By Corey Parrish and Brian Anderson -- Defense Media Activity
June 24, 2019
Athlete: Chief Master Sgt. Garrett Kuwada
Status: Medically retired. Permanent Disability Retired List
Job in the Air Force: 1999 Weapon Load Crew Member
Hometown: Oahu, Hawaii
Q. How big of a change has it been from when you started the program until now?
It was a huge change going from where I was because I felt alone. I was going to physical therapy, occupational therapy, speech therapy, all these appointments, but it was always able bodied people and to come out to the PACAF care events and now the Wounded Warrior the Air Force trials and seeing that there is other people in my shoes basically and just talking with them and knowing that I'm not alone out there and that you know we have a common bond.

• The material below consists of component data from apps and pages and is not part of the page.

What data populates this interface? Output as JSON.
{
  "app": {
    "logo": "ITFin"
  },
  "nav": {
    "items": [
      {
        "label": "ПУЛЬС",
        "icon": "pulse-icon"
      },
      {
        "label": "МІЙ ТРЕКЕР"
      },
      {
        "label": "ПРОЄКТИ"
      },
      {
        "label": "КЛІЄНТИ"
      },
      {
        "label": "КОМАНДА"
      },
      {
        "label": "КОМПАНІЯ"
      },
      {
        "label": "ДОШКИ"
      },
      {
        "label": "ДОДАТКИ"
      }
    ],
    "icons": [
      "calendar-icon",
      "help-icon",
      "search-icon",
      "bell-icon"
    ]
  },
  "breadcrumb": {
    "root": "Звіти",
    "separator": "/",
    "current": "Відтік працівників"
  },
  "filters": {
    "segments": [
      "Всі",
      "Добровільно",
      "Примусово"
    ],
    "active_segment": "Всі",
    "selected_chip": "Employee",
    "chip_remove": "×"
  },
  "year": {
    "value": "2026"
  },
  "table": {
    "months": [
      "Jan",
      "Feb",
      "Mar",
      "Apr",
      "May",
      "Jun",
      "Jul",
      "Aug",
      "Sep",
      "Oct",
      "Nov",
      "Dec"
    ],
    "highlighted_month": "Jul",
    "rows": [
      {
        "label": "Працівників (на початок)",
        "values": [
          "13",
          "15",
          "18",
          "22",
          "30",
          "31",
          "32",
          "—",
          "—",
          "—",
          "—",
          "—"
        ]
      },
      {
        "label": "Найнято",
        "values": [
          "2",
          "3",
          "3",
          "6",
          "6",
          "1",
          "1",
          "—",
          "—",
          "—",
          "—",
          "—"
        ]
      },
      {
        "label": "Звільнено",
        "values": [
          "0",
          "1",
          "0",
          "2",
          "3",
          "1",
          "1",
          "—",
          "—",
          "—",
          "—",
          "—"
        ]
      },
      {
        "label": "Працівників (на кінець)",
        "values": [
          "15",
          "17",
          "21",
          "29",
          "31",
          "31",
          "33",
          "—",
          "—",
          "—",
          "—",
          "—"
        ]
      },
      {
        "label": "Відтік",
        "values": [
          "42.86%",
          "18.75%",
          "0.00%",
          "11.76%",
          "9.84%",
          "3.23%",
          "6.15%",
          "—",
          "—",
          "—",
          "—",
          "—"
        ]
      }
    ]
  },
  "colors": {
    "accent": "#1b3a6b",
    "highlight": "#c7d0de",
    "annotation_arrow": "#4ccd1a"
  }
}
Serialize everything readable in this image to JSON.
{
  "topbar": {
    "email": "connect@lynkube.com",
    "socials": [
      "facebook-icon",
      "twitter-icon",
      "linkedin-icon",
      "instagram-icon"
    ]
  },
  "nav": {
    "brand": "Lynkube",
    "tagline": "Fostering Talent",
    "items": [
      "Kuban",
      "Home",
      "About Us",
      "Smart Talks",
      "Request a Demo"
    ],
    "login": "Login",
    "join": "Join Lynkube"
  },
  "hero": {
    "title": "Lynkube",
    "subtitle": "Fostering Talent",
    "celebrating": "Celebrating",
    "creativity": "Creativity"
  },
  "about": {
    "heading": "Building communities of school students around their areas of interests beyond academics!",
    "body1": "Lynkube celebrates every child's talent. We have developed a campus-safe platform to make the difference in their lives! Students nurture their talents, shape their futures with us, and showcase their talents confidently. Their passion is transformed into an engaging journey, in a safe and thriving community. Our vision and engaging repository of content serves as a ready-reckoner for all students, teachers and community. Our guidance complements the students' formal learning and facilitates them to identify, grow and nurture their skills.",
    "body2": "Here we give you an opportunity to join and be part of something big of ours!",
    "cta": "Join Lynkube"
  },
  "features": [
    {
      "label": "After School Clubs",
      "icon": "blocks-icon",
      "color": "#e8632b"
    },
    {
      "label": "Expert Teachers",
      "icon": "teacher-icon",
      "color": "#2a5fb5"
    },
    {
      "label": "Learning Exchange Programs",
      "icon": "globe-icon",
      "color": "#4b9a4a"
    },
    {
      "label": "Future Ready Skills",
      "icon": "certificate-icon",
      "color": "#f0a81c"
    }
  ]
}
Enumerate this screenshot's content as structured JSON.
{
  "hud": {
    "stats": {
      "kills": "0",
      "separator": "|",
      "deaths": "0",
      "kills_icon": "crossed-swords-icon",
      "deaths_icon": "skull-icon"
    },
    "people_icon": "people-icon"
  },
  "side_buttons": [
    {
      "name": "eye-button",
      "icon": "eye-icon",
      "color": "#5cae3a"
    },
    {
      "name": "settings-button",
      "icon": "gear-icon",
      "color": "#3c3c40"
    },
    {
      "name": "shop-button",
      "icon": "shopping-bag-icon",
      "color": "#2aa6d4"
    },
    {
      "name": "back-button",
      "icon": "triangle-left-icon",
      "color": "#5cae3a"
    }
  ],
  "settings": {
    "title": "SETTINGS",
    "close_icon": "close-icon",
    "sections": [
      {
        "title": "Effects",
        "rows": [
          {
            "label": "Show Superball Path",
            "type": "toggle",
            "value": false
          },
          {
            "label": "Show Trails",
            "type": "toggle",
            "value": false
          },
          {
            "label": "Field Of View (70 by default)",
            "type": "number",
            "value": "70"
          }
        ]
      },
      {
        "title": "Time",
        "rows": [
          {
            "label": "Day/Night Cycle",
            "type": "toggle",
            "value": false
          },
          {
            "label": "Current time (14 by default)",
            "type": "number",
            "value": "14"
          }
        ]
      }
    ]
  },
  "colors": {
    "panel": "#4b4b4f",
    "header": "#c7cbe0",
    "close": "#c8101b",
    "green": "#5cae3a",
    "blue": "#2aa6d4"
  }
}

Not just the military, but our injuries our illnesses and things of that nature and just the camaraderie is just amazing between all of us.
Q. What’s your favorite competition?
I really liked swimming. There's so many events I really like. I think I really like swimming. I grew up surfing and thought I knew how to swim until we hopped in the pool with the coaches and I basically found out that I wasn't swimming efficiently. They made some changes and it helped me to improve my swimming technique. I love the team sports as well. The rugby, the basketball, I'm not very good at them, but I do enjoy them and the recumbent cycling was good. The trackchair is very, very hard it's tough, but I actually enjoyed it as well and I thought I was definitely not very good at it, but I did enjoy the track chair. I have to say that swimming is my favorite.
Q. How does it feel competing? Does it give you energy?
It's great hearing people cheer for you and seeing your friends and your teammates on the side yelling for you especially my buddy, Trap was right there, and he did the first heat and so it's kind of a sense where you know even though you're tired you don't want to quit and let your friends down and so it motivates you to push and to keep going and not quit and and again you know trying to be an example by you know pushing through things instead of quitting when you're tired or hurting or going gets rough you know it pushed through.
Q. What do you think is the most important part of the program you’ve learned in your short time in the program?
I think one of the most important things I learned was that I'm not alone and I have all these friends now and resources that I can make contact with through Facebook or phone if I'm feeling down or finding either pick me up I can call and talk to them and I think just the camaraderie that we have is great and also on the sports aspect you know if you apply it to life you know things are gonna be tough you know and and and if you quit you're not gonna reach that finish line you know and you just gotta pick yourself up, dust yourself off and keep moving you know.